• TASK BRIEF: In the records below, pick out all lines containing the word "desc".

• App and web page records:
──────────────────────────────

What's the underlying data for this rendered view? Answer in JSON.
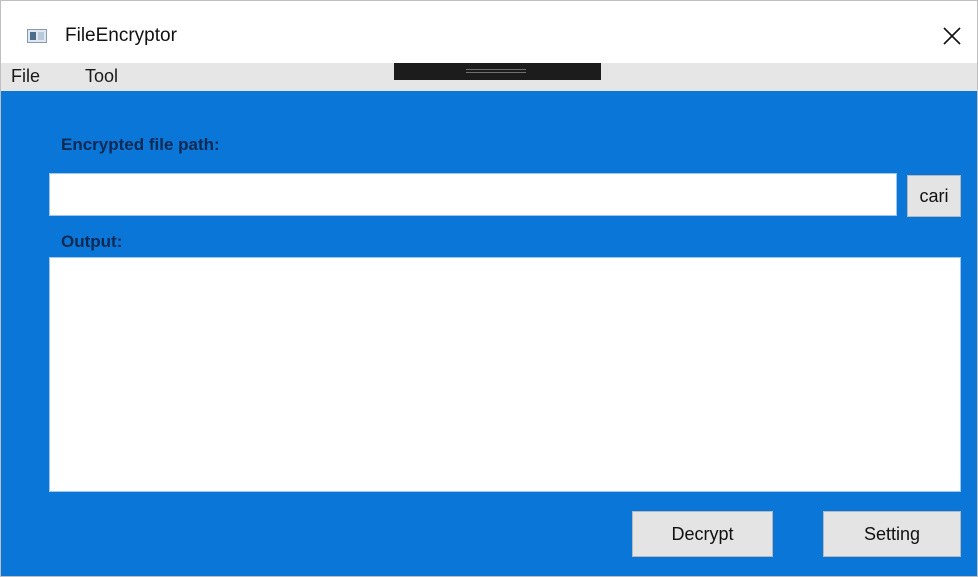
{
  "window": {
    "title": "FileEncryptor",
    "app_icon": "window-app-icon",
    "close_icon": "close-icon"
  },
  "menu": {
    "items": [
      {
        "label": "File"
      },
      {
        "label": "Tool"
      }
    ]
  },
  "form": {
    "path_label": "Encrypted file path:",
    "path_value": "",
    "browse_label": "cari",
    "output_label": "Output:",
    "output_value": ""
  },
  "actions": {
    "decrypt_label": "Decrypt",
    "setting_label": "Setting"
  },
  "colors": {
    "background": "#0a76d8",
    "label_text": "#0d2a53",
    "button_face": "#e4e4e4",
    "menubar": "#e6e6e6"
  }
}
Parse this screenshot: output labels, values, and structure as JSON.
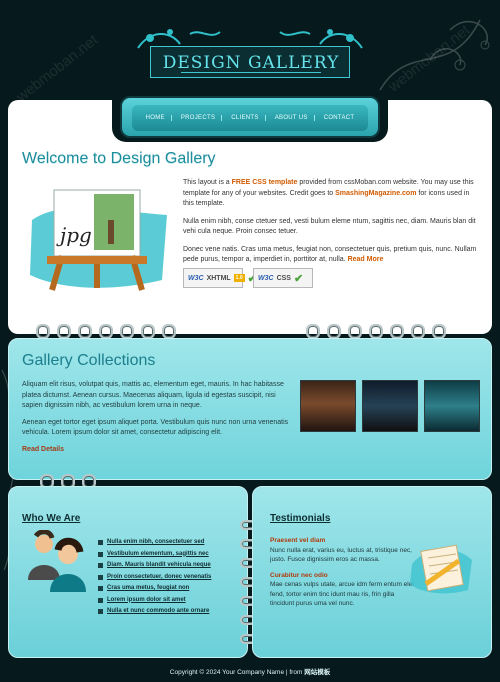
{
  "site": {
    "logo_text": "DESIGN GALLERY",
    "accent": "#3ec8d1",
    "watermark_text": "webmoban.net"
  },
  "nav": {
    "items": [
      {
        "label": "HOME"
      },
      {
        "label": "PROJECTS"
      },
      {
        "label": "CLIENTS"
      },
      {
        "label": "ABOUT US"
      },
      {
        "label": "CONTACT"
      }
    ]
  },
  "welcome": {
    "title": "Welcome to Design Gallery",
    "image_label": "jpg",
    "p1_a": "This layout is a ",
    "p1_hl": "FREE CSS template",
    "p1_b": " provided from cssMoban.com website. You may use this template for any of your websites. Credit goes to ",
    "p1_hl2": "SmashingMagazine.com",
    "p1_c": " for icons used in this template.",
    "p2": "Nulla enim nibh, conse ctetuer sed, vesti bulum eleme ntum, sagittis nec, diam. Mauris blan dit vehi cula neque. Proin consec tetuer.",
    "p3_a": "Donec vene natis. Cras uma metus, feugiat non, consectetuer quis, pretium quis, nunc. Nullam pede purus, tempor a, imperdiet in, porttitor at, nulla. ",
    "p3_link": "Read More",
    "badge_xhtml": "XHTML",
    "badge_xhtml_ver": "1.0",
    "badge_css": "CSS",
    "badge_w3c": "W3C"
  },
  "gallery": {
    "title": "Gallery Collections",
    "p1": "Aliquam elit risus, volutpat quis, mattis ac, elementum eget, mauris. In hac habitasse platea dictumst. Aenean cursus. Maecenas aliquam, ligula id egestas suscipit, nisi sapien dignissim nibh, ac vestibulum lorem urna in neque.",
    "p2": "Aenean eget tortor eget ipsum aliquet porta. Vestibulum quis nunc non urna venenatis vehicula. Lorem ipsum dolor sit amet, consectetur adipiscing elit.",
    "read_details": "Read Details"
  },
  "who": {
    "title": "Who We Are",
    "items": [
      "Nulla enim nibh, consectetuer sed",
      "Vestibulum elementum, sagittis nec",
      "Diam. Mauris blandit vehicula neque",
      "Proin consectetuer, donec venenatis",
      "Cras uma metus, feugiat non",
      "Lorem ipsum dolor sit amet",
      "Nulla et nunc commodo ante ornare"
    ]
  },
  "testimonials": {
    "title": "Testimonials",
    "t1_name": "Praesent vel diam",
    "t1_text": "Nunc nulla erat, varius eu, luctus at, tristique nec, justo. Fusce dignissim eros ac massa.",
    "t2_name": "Curabitur nec odio",
    "t2_text": "Mae cenas vulps utate, arcue idm ferm entum elei fend, tortor enim tinc idunt mau ris, frin gilla tincidunt purus uma vel nunc."
  },
  "footer": {
    "text": "Copyright © 2024 Your Company Name | from ",
    "brand": "网站模板"
  }
}
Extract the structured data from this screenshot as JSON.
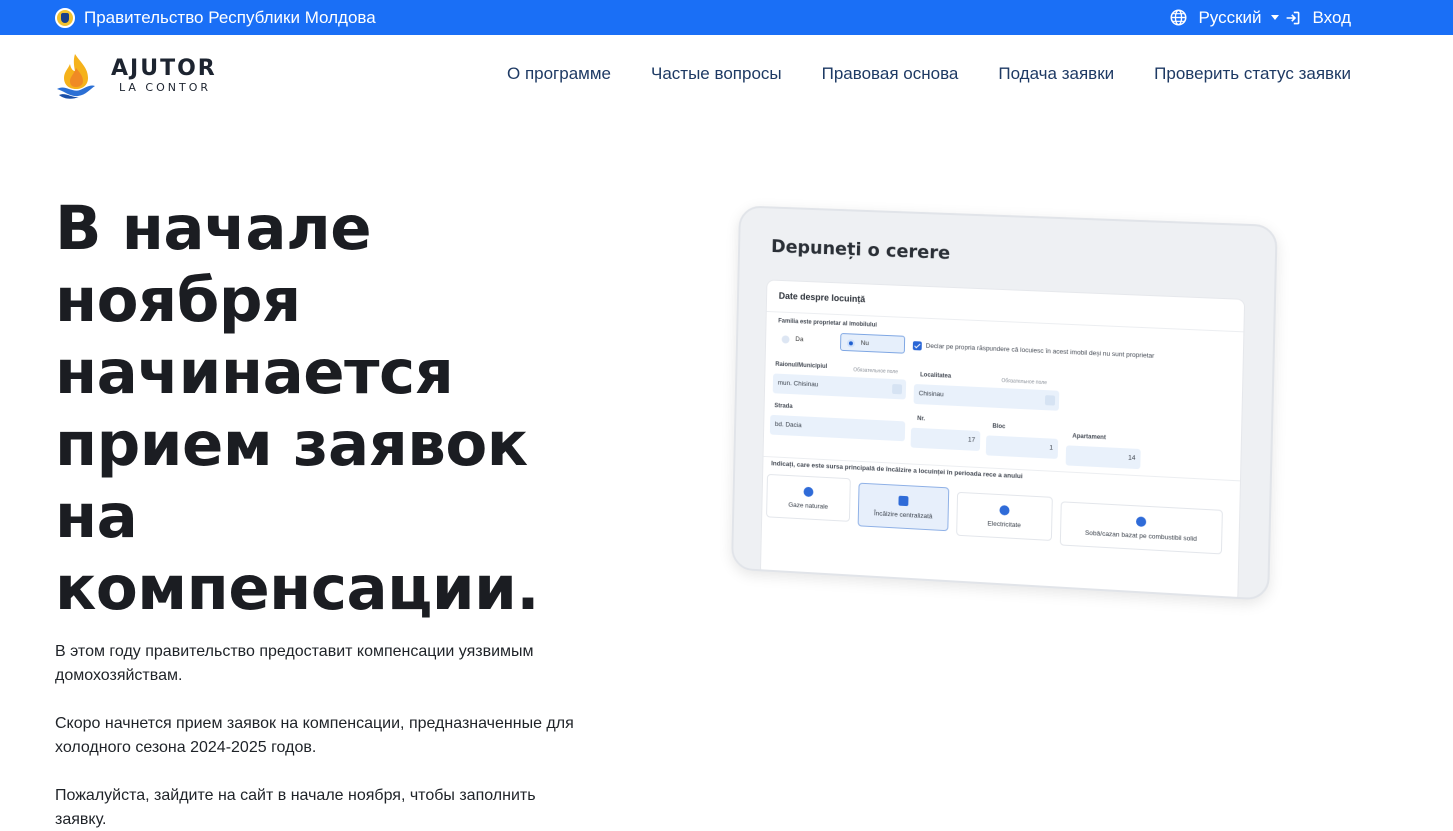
{
  "gov_bar": {
    "title": "Правительство Республики Молдова",
    "language": "Русский",
    "login": "Вход"
  },
  "logo": {
    "title": "AJUTOR",
    "subtitle": "LA CONTOR"
  },
  "nav": [
    {
      "label": "О программе"
    },
    {
      "label": "Частые вопросы"
    },
    {
      "label": "Правовая основа"
    },
    {
      "label": "Подача заявки"
    },
    {
      "label": "Проверить статус заявки"
    }
  ],
  "hero": {
    "title": "В начале ноября начинается прием заявок на компенсации.",
    "paragraphs": [
      "В этом году правительство предоставит компенсации уязвимым домохозяйствам.",
      "Скоро начнется прием заявок на компенсации, предназначенные для холодного сезона 2024-2025 годов.",
      "Пожалуйста, зайдите на сайт в начале ноября, чтобы заполнить заявку."
    ]
  },
  "mockup": {
    "title": "Depuneți o cerere",
    "section": "Date despre locuință",
    "owner_question": "Familia este proprietar al imobilului",
    "opt_yes": "Da",
    "opt_no": "Nu",
    "declaration": "Declar pe propria răspundere că locuiesc în acest imobil deși nu sunt proprietar",
    "raion_label": "Raionul/Municipiul",
    "required": "Обязательное поле",
    "raion_value": "mun. Chisinau",
    "locality_label": "Localitatea",
    "locality_value": "Chisinau",
    "street_label": "Strada",
    "street_value": "bd. Dacia",
    "nr_label": "Nr.",
    "nr_value": "17",
    "block_label": "Bloc",
    "block_value": "1",
    "apt_label": "Apartament",
    "apt_value": "14",
    "heating_question": "Indicați, care este sursa principală de încălzire a locuinței în perioada rece a anului",
    "heating_options": [
      "Gaze naturale",
      "Încălzire centralizată",
      "Electricitate",
      "Sobă/cazan bazat pe combustibil solid"
    ],
    "selected_heating": "Încălzire centralizată"
  },
  "colors": {
    "gov_bar": "#1a6ff6",
    "nav_text": "#1e3a64",
    "title_text": "#1b1d22",
    "accent": "#2f6bd8"
  }
}
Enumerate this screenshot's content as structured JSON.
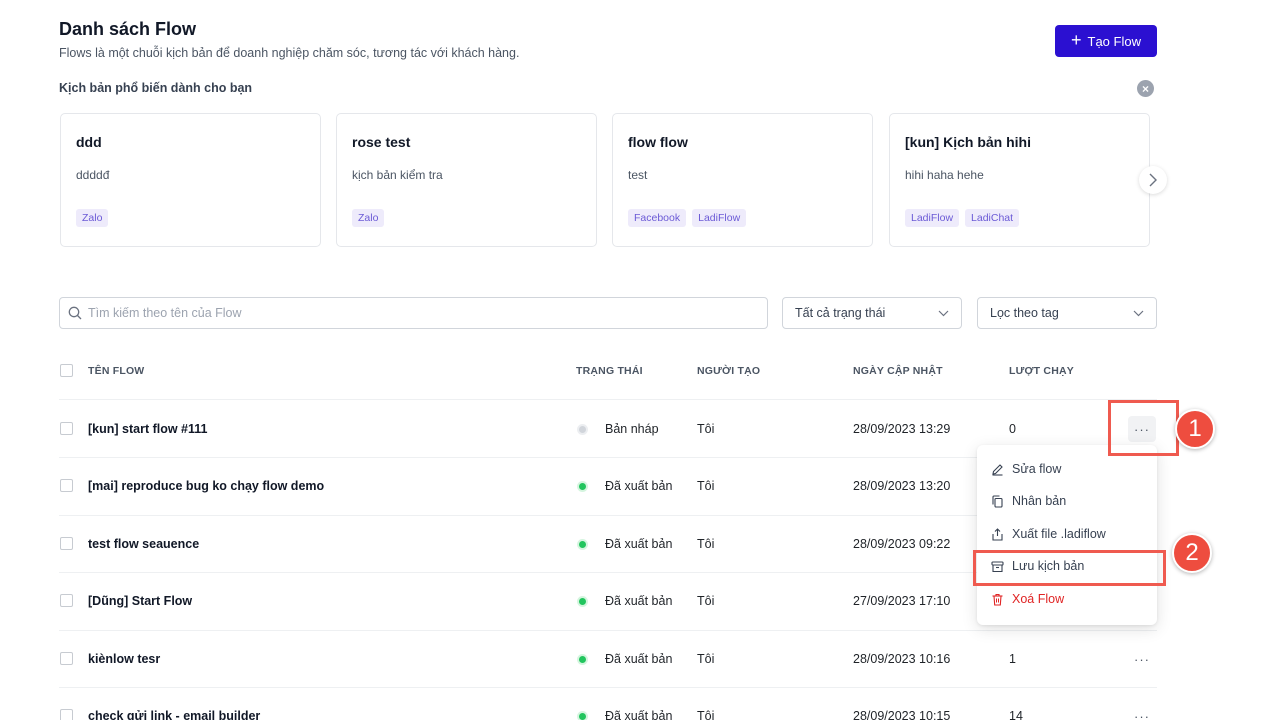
{
  "header": {
    "title": "Danh sách Flow",
    "subtitle": "Flows là một chuỗi kịch bản để doanh nghiệp chăm sóc, tương tác với khách hàng.",
    "create_button": "Tạo Flow"
  },
  "templates": {
    "section_title": "Kịch bản phổ biến dành cho bạn",
    "cards": [
      {
        "title": "ddd",
        "desc": "ddddđ",
        "tags": [
          "Zalo"
        ]
      },
      {
        "title": "rose test",
        "desc": "kịch bản kiểm tra",
        "tags": [
          "Zalo"
        ]
      },
      {
        "title": "flow flow",
        "desc": "test",
        "tags": [
          "Facebook",
          "LadiFlow"
        ]
      },
      {
        "title": "[kun] Kịch bản hihi",
        "desc": "hihi haha hehe",
        "tags": [
          "LadiFlow",
          "LadiChat"
        ]
      }
    ]
  },
  "filters": {
    "search_placeholder": "Tìm kiếm theo tên của Flow",
    "status_select": "Tất cả trạng thái",
    "tag_select": "Lọc theo tag"
  },
  "table": {
    "columns": [
      "TÊN FLOW",
      "TRẠNG THÁI",
      "NGƯỜI TẠO",
      "NGÀY CẬP NHẬT",
      "LƯỢT CHẠY"
    ],
    "rows": [
      {
        "name": "[kun] start flow #111",
        "status": "Bản nháp",
        "status_type": "draft",
        "creator": "Tôi",
        "updated": "28/09/2023 13:29",
        "runs": "0"
      },
      {
        "name": "[mai] reproduce bug ko chạy flow demo",
        "status": "Đã xuất bản",
        "status_type": "published",
        "creator": "Tôi",
        "updated": "28/09/2023 13:20",
        "runs": ""
      },
      {
        "name": "test flow seauence",
        "status": "Đã xuất bản",
        "status_type": "published",
        "creator": "Tôi",
        "updated": "28/09/2023 09:22",
        "runs": ""
      },
      {
        "name": "[Dũng] Start Flow",
        "status": "Đã xuất bản",
        "status_type": "published",
        "creator": "Tôi",
        "updated": "27/09/2023 17:10",
        "runs": ""
      },
      {
        "name": "kiènlow tesr",
        "status": "Đã xuất bản",
        "status_type": "published",
        "creator": "Tôi",
        "updated": "28/09/2023 10:16",
        "runs": "1"
      },
      {
        "name": "check gửi link - email builder",
        "status": "Đã xuất bản",
        "status_type": "published",
        "creator": "Tôi",
        "updated": "28/09/2023 10:15",
        "runs": "14"
      }
    ]
  },
  "context_menu": {
    "items": [
      "Sửa flow",
      "Nhân bản",
      "Xuất file .ladiflow",
      "Lưu kịch bản",
      "Xoá Flow"
    ]
  },
  "annotations": {
    "badge_1": "1",
    "badge_2": "2",
    "color": "#ee4d3f"
  },
  "colors": {
    "primary": "#2b10d1",
    "published": "#22c55e",
    "draft": "#d1d5db",
    "danger": "#e02424"
  }
}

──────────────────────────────

• RESULT OF THIS TASK:
        "desc": "ddddđ",
        "desc": "kịch bản kiểm tra",
        "desc": "test",
        "desc": "hihi haha hehe",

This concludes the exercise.